Researchers at Surrey University have found that plant-based milks, which also include oat, rice and hazelnut drinks, have about only 3% of the concentrations of iodine that are in cow’s milk.
Earlier research by Surrey University, published in the Lancet, found women with even a mild iodine deficiency in pregnancy were at greater risk of having children with low IQ and reading scores.
Margaret Rayman, professor of nutritional medicine at the university, will issue the warning at the Food: the Future Medicine conference at the College of Medicine next month.
Rayman said: “These replacement milks are lower in calories and have become very popular. The developing brain needs iodine; it is required for thyroid hormones. Women should ideally enter pregnancy with good iodine stores and continue to consume a source of iodine if breastfeeding.”

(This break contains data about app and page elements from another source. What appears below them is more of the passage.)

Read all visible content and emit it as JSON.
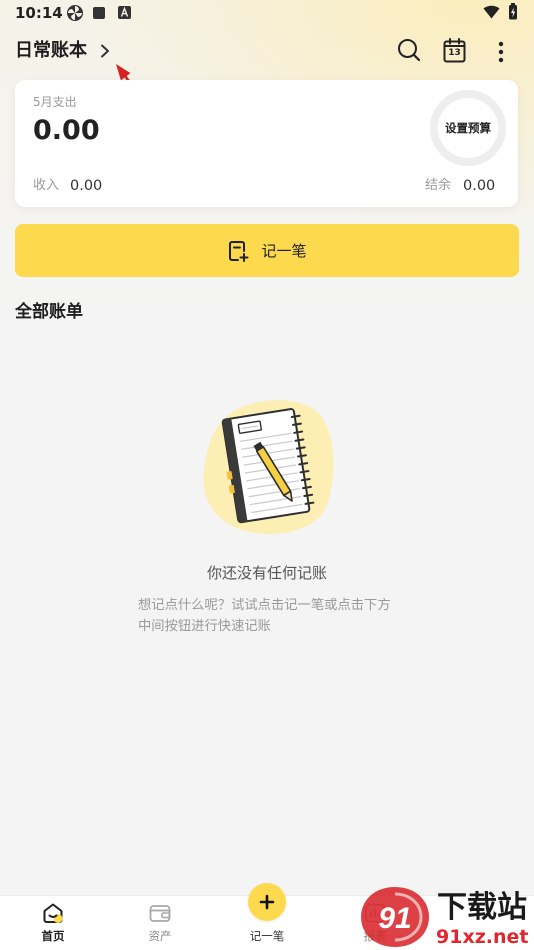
{
  "status_bar": {
    "time": "10:14",
    "icons": [
      "pinwheel-icon",
      "square-icon",
      "a-letter-icon",
      "wifi-icon",
      "battery-charging-icon"
    ]
  },
  "header": {
    "ledger_name": "日常账本",
    "calendar_day": "13",
    "icons": [
      "chevron-right-icon",
      "search-icon",
      "calendar-icon",
      "more-vertical-icon"
    ]
  },
  "annotation": {
    "icon": "red-arrow-icon",
    "color": "#d62424"
  },
  "summary": {
    "expense_label": "5月支出",
    "expense_amount": "0.00",
    "budget_label": "设置预算",
    "income_label": "收入",
    "income_amount": "0.00",
    "balance_label": "结余",
    "balance_amount": "0.00"
  },
  "record_button": {
    "label": "记一笔",
    "icon": "add-record-icon"
  },
  "bills": {
    "title": "全部账单",
    "illustration_icon": "notebook-pencil-icon",
    "empty_title": "你还没有任何记账",
    "empty_desc_lines": [
      "想记点什么呢？试试点击记一笔或点击下方",
      "中间按钮进行快速记账"
    ]
  },
  "bottom_nav": {
    "items": [
      {
        "label": "首页",
        "icon": "home-icon",
        "active": true
      },
      {
        "label": "资产",
        "icon": "wallet-icon",
        "active": false
      },
      {
        "label": "记一笔",
        "icon": "plus-icon",
        "active": false
      },
      {
        "label": "报表",
        "icon": "report-icon",
        "active": false
      }
    ]
  },
  "watermark": {
    "logo_text": "91",
    "title": "下载站",
    "site": "91xz.net"
  },
  "colors": {
    "accent": "#fdd94d",
    "background": "#f4f4f4",
    "card": "#ffffff",
    "text": "#222222",
    "muted": "#9a9a9a",
    "annotation": "#d62424",
    "watermark": "#e0262f"
  }
}
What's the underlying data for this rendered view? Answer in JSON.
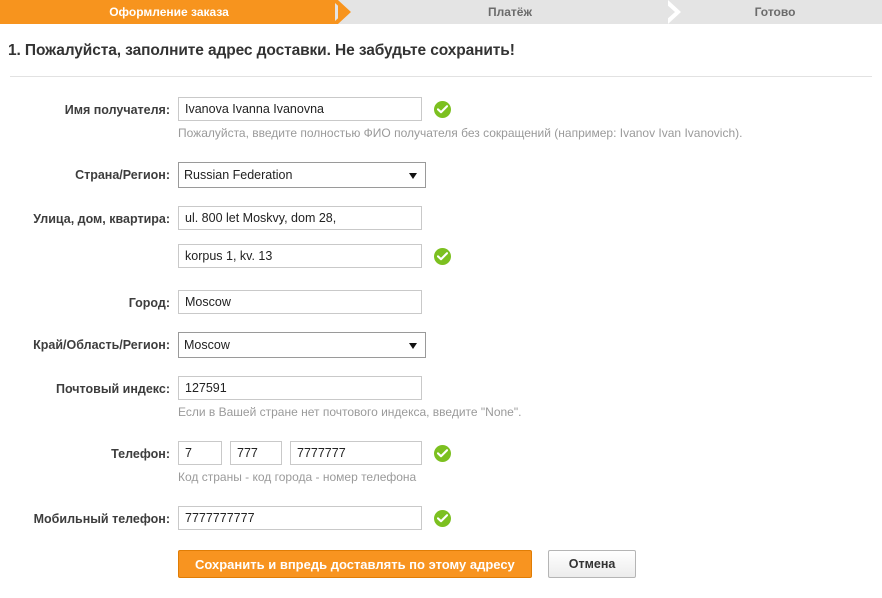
{
  "steps": [
    {
      "label": "Оформление заказа",
      "active": true
    },
    {
      "label": "Платёж",
      "active": false
    },
    {
      "label": "Готово",
      "active": false
    }
  ],
  "page": {
    "title": "1. Пожалуйста, заполните адрес доставки. Не забудьте сохранить!"
  },
  "form": {
    "recipient": {
      "label": "Имя получателя:",
      "value": "Ivanova Ivanna Ivanovna",
      "hint": "Пожалуйста, введите полностью ФИО получателя без сокращений (например: Ivanov Ivan Ivanovich)."
    },
    "country": {
      "label": "Страна/Регион:",
      "value": "Russian Federation"
    },
    "street": {
      "label": "Улица, дом, квартира:",
      "line1": "ul. 800 let Moskvy, dom 28,",
      "line2": "korpus 1, kv. 13"
    },
    "city": {
      "label": "Город:",
      "value": "Moscow"
    },
    "region": {
      "label": "Край/Область/Регион:",
      "value": "Moscow"
    },
    "postcode": {
      "label": "Почтовый индекс:",
      "value": "127591",
      "hint": "Если в Вашей стране нет почтового индекса, введите \"None\"."
    },
    "phone": {
      "label": "Телефон:",
      "country_code": "7",
      "area_code": "777",
      "number": "7777777",
      "hint": "Код страны - код города - номер телефона"
    },
    "mobile": {
      "label": "Мобильный телефон:",
      "value": "7777777777"
    }
  },
  "actions": {
    "save_label": "Сохранить и впредь доставлять по этому адресу",
    "cancel_label": "Отмена"
  },
  "colors": {
    "accent": "#f7941e",
    "valid": "#7cc020",
    "step_inactive": "#e4e4e4"
  }
}
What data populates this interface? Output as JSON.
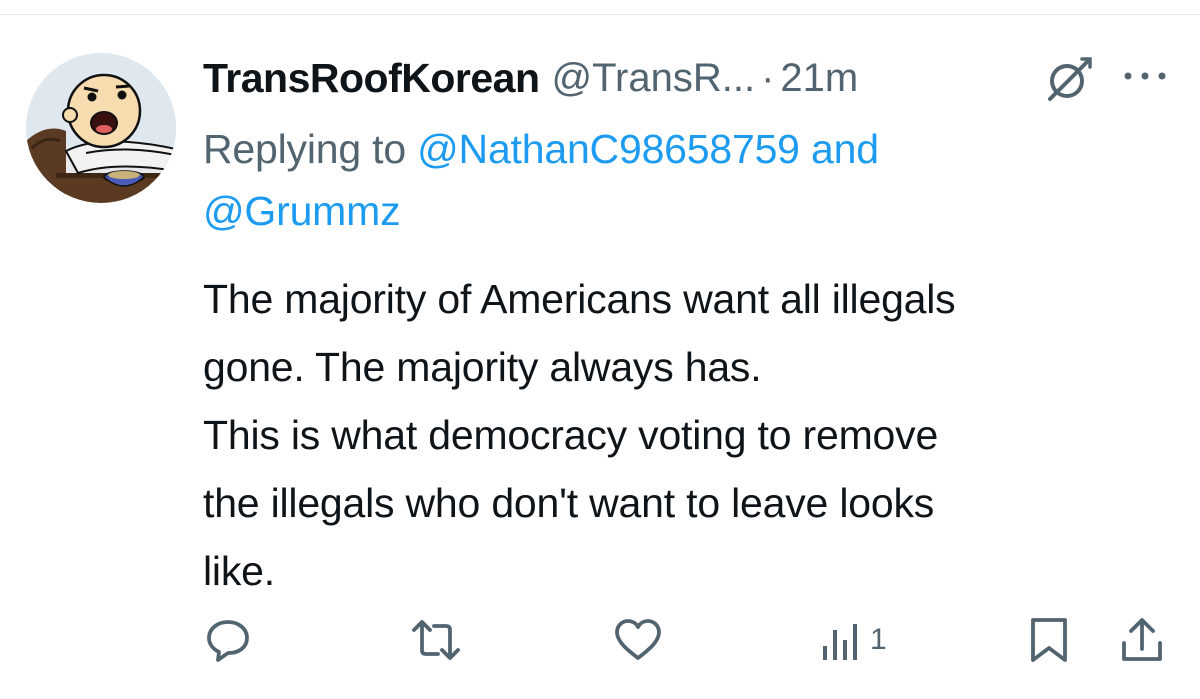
{
  "tweet": {
    "display_name": "TransRoofKorean",
    "handle": "@TransR...",
    "separator": "·",
    "time": "21m",
    "replying_prefix": "Replying to ",
    "reply_mention_1": "@NathanC98658759",
    "reply_and": " and",
    "reply_mention_2": "@Grummz",
    "text": "The majority of Americans want all illegals\ngone. The majority always has.\nThis is what democracy voting to remove\nthe illegals who don't want to leave looks\nlike."
  },
  "actions": {
    "reply_icon": "reply-icon",
    "retweet_icon": "retweet-icon",
    "like_icon": "heart-icon",
    "views_icon": "views-icon",
    "views_count": "1",
    "bookmark_icon": "bookmark-icon",
    "share_icon": "share-icon"
  },
  "header_icons": {
    "grok": "grok-icon",
    "more": "more-icon"
  },
  "colors": {
    "text_primary": "#0f1419",
    "text_secondary": "#536471",
    "mention": "#1d9bf0",
    "background": "#ffffff"
  }
}
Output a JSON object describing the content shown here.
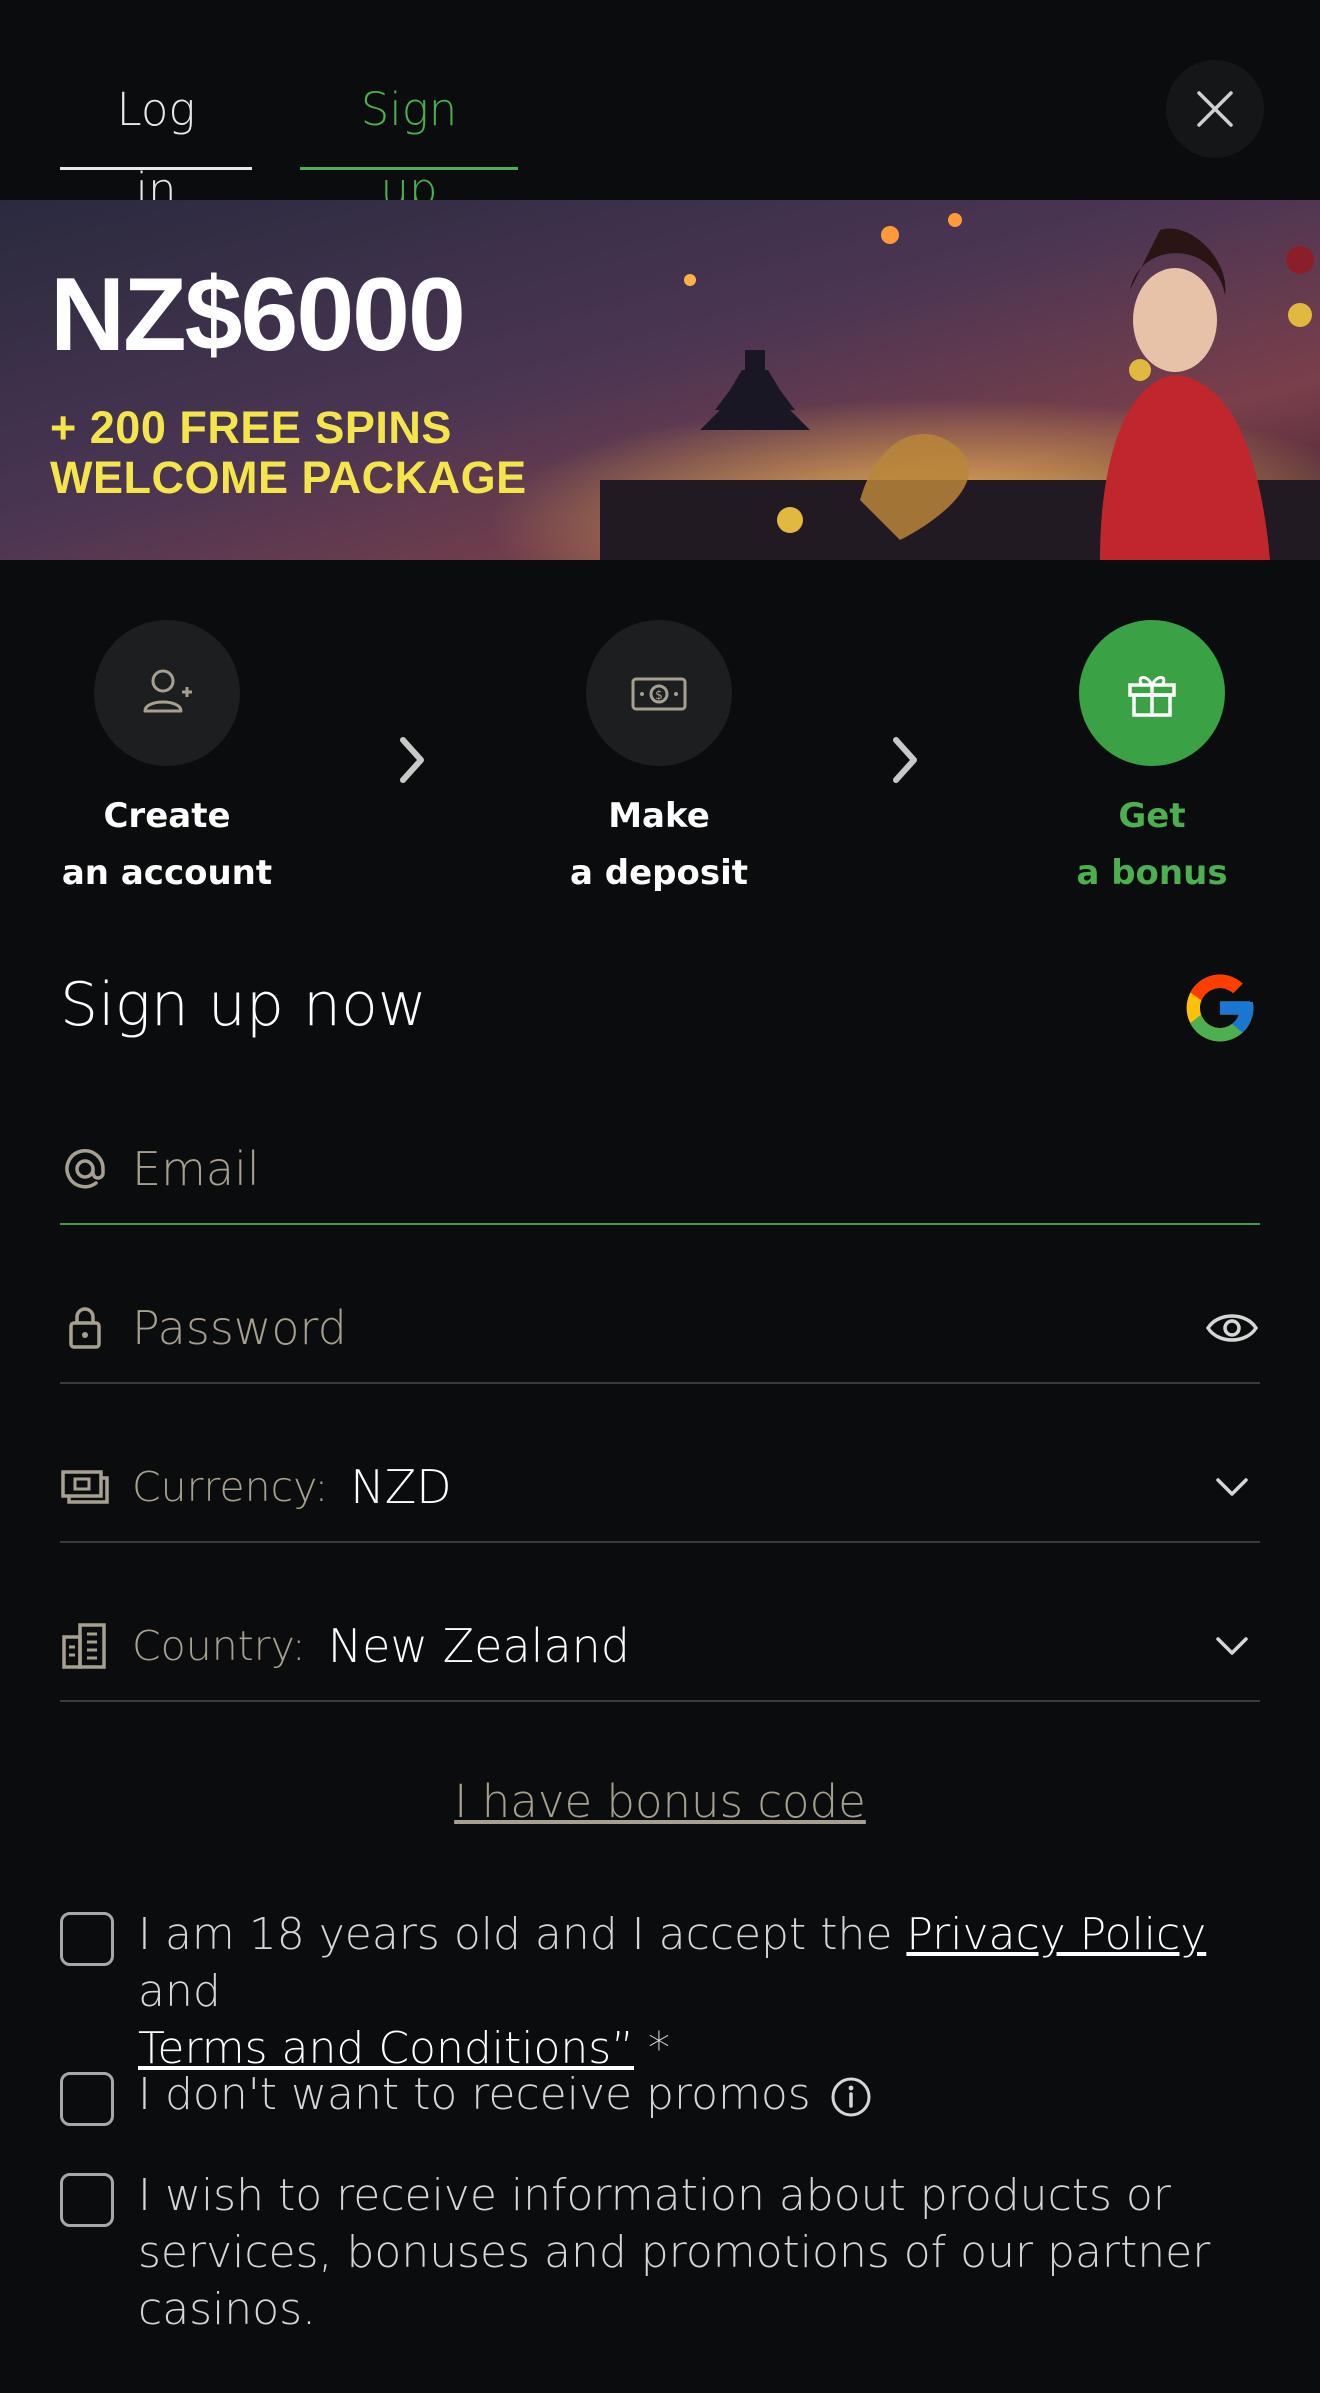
{
  "tabs": {
    "login": "Log in",
    "signup": "Sign up"
  },
  "banner": {
    "amount": "NZ$6000",
    "line1": "+ 200 FREE SPINS",
    "line2": "WELCOME PACKAGE"
  },
  "steps": [
    {
      "line1": "Create",
      "line2": "an account",
      "icon": "user-add-icon"
    },
    {
      "line1": "Make",
      "line2": "a deposit",
      "icon": "money-icon"
    },
    {
      "line1": "Get",
      "line2": "a bonus",
      "icon": "gift-icon"
    }
  ],
  "form": {
    "title": "Sign up now",
    "email_placeholder": "Email",
    "password_placeholder": "Password",
    "currency_label": "Currency:",
    "currency_value": "NZD",
    "country_label": "Country:",
    "country_value": "New Zealand",
    "bonus_code": "I have bonus code"
  },
  "checkboxes": {
    "age_prefix": "I am 18 years old and I accept the ",
    "privacy": "Privacy Policy",
    "and": " and ",
    "terms": "Terms and Conditions”",
    "star": " *",
    "promos": "I don't want to receive promos",
    "partners": "I wish to receive information about products or services, bonuses and promotions of our partner casinos."
  },
  "colors": {
    "accent": "#4caf50",
    "banner_text": "#f4e64a",
    "background": "#0b0c0d"
  }
}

Public Health England said: “Dairy isn’t the only source of iodine in the diet — we can get it from other foods such as cereal, grains, seafood and shellfish. Most people, including pregnant women, should get all the iodine they need by eating a varied and balanced diet.”